It was inspiring to see people eager to use their skills to stop wildfires and make an impact. I tried to help in all tasks; from labeling the data to building CNN models and testing them on our dataset. We also had frequent discussions which in my opinion is one of the greatest ways of learning. All in all, it was an amazing opportunity to learn and to use my knowledge for the good while meeting great people!
In addition, different techniques were successfully applied to improve results like creating patches of different sizes on original images and training over patches, data augmentation (e.g. horizontal and vertical flipping), denoising images, etc.
The final solutions were able to reach a recall between 95% and 97% while having a false positive rate between 20% and 33%, which means that these solutions were extremely successful in catching 95% to 97% of the real fires outbreaks. While the challenge partner Sintecsys is extremely happy with the results, in our second challenge, we will improve the current models by adding night time images.
As with every challenge at Omdena, it was a rich and epic journey of learning.
There is no tool more powerful to learn than getting your hands dirty in the real world.
In the words of Collaborator, Iliana Vargas:
When I heard about Omdena, I did not think twice and I applied for the challenge.The experience I had in the project in general was very gratifying for me, not only in the technical part, but also in terms of being part of a community.

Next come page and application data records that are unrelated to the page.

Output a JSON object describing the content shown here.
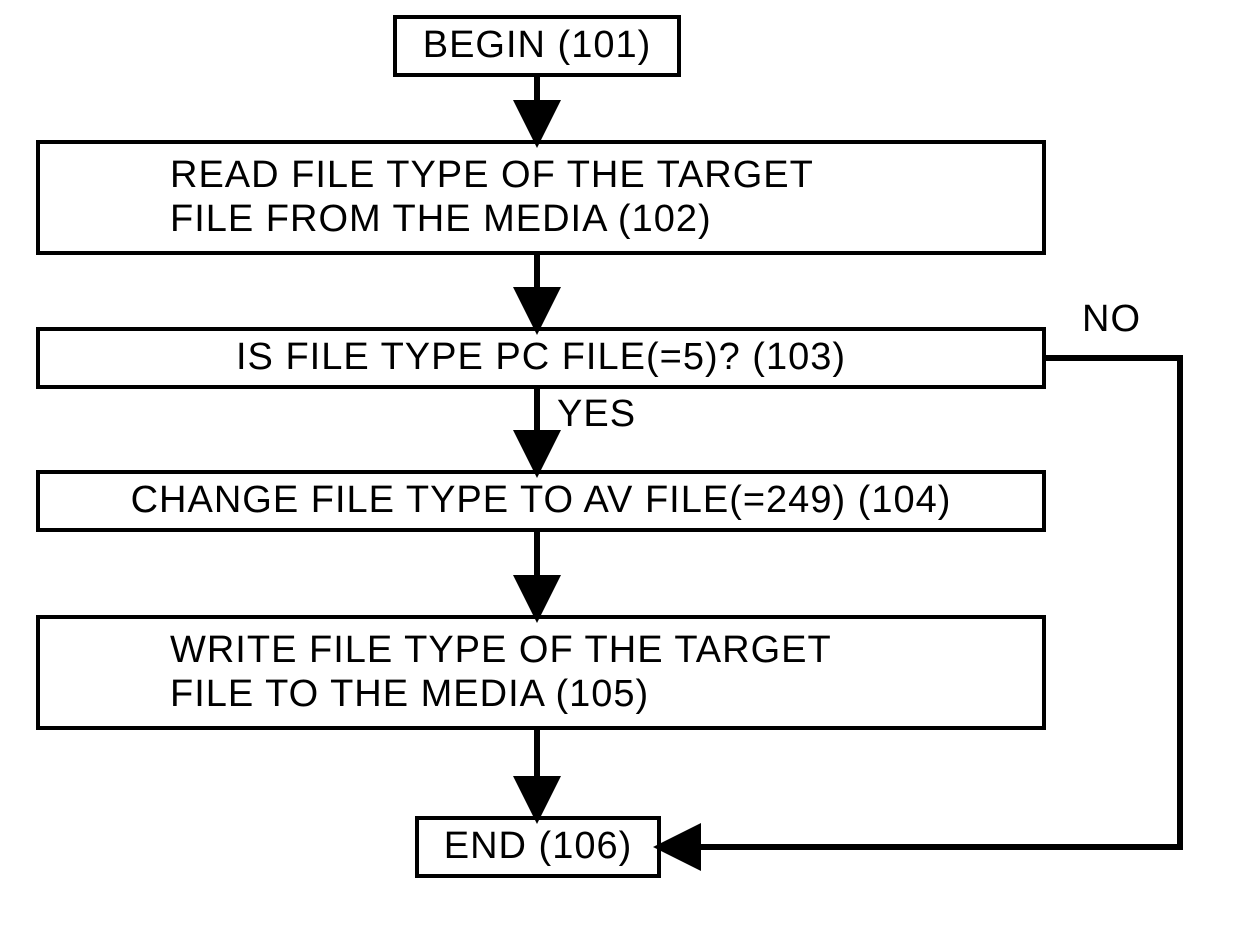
{
  "flowchart": {
    "nodes": {
      "begin": {
        "id": 101,
        "text": "BEGIN (101)"
      },
      "read": {
        "id": 102,
        "text": "READ FILE TYPE OF THE TARGET\nFILE FROM THE MEDIA (102)"
      },
      "check": {
        "id": 103,
        "text": "IS FILE TYPE PC FILE(=5)? (103)"
      },
      "change": {
        "id": 104,
        "text": "CHANGE FILE TYPE TO AV FILE(=249) (104)"
      },
      "write": {
        "id": 105,
        "text": "WRITE FILE TYPE OF THE TARGET\nFILE TO THE MEDIA (105)"
      },
      "end": {
        "id": 106,
        "text": "END (106)"
      }
    },
    "branches": {
      "yes": "YES",
      "no": "NO"
    },
    "edges": [
      {
        "from": "begin",
        "to": "read"
      },
      {
        "from": "read",
        "to": "check"
      },
      {
        "from": "check",
        "to": "change",
        "label": "yes"
      },
      {
        "from": "check",
        "to": "end",
        "label": "no"
      },
      {
        "from": "change",
        "to": "write"
      },
      {
        "from": "write",
        "to": "end"
      }
    ]
  }
}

We had an excellent team of professionals, but above all, we had people willing to contribute with their knowledge for a project that has a social benefit.
The next natural step is to improve the model and achieve even better results. A path of building solid cutting edge technology that is not only strengthening Sintecsys position but will also allow it to move even further in their business model and value proposition.
As a community at Omdena, I am excited to build a better world, move the human spirit forward and help organizations to build AI solutions for real problems.
I wouldn´t be able to end this article without thanking each of my colleagues in this challenge that made everything possible:
Iliana Vargas, Joon Sung Park, Sanyam Singh, Rohith Paul, Temitope Kekere, Ashish Gupta, Avikant Srivastava, Danielle Paes Barretto de Arruda Camara, Eric Massip, Kent Mok, Kritika Rupauliha, Leona Hammelrath, Nazgul Mamasheva, Nithiroj Tripatarasit, Rajashekhar Gugulothu, Rizki Fajar Nugroho, Robin Familara, Salil MishraSam Masikini, Tanya Dixit, Shaun Damon, Yash Bangera, Abhishek Unnam, Alexandr Laskorunsky, Amun Vedal, Angelo Manzatto, Billy Zhao, Carson Bentley, Lukasz Murawski, Sahand Azad, Yang Gao, Mikko Lähdeaho, Alyona Galyeva, Ana Maria Lopez Moreno, Brian Cerron, Gary Diana, Kennedy Kamande Wangari, Lasse Bøhling, Poonam Ligade, Serhiy Shekhovtsov, Kumar Mankala, François-Guillaume Fernandez and Yemissi Kifouly.
You can connect with me via LinkedIn.
Omdena is a collaborative platform where organizations work with a diverse AI community to build solutions for real world problems.